Print each of the records below, leaving every word as it is.

▶ [Source records]:
====================

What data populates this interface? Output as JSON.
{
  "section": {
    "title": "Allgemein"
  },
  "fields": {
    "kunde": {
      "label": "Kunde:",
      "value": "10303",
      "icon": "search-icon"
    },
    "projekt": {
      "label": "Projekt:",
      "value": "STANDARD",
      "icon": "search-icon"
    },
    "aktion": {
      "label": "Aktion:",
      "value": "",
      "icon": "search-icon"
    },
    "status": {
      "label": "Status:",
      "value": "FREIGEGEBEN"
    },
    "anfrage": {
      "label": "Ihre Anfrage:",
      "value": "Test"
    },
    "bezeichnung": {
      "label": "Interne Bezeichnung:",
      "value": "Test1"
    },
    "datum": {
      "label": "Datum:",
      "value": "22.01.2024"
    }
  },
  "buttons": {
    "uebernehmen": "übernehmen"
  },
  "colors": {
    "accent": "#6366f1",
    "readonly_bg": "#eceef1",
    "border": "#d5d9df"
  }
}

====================

▶ [Solution to this exercise]:
What data populates this interface? Output as JSON.
{
  "section": {
    "title": "Allgemein"
  },
  "fields": {
    "kunde": {
      "label": "Kunde:",
      "value": "10303",
      "icon": "search-icon"
    },
    "projekt": {
      "label": "Projekt:",
      "value": "STANDARD",
      "icon": "search-icon"
    },
    "aktion": {
      "label": "Aktion:",
      "value": "",
      "icon": "search-icon"
    },
    "status": {
      "label": "Status:",
      "value": "FREIGEGEBEN"
    },
    "anfrage": {
      "label": "Ihre Anfrage:",
      "value": "Test"
    },
    "bezeichnung": {
      "label": "Interne Bezeichnung:",
      "value": "Test1"
    },
    "datum": {
      "label": "Datum:",
      "value": "22.01.2024"
    }
  },
  "buttons": {
    "uebernehmen": "übernehmen"
  },
  "colors": {
    "accent": "#6366f1",
    "readonly_bg": "#eceef1",
    "border": "#d5d9df"
  }
}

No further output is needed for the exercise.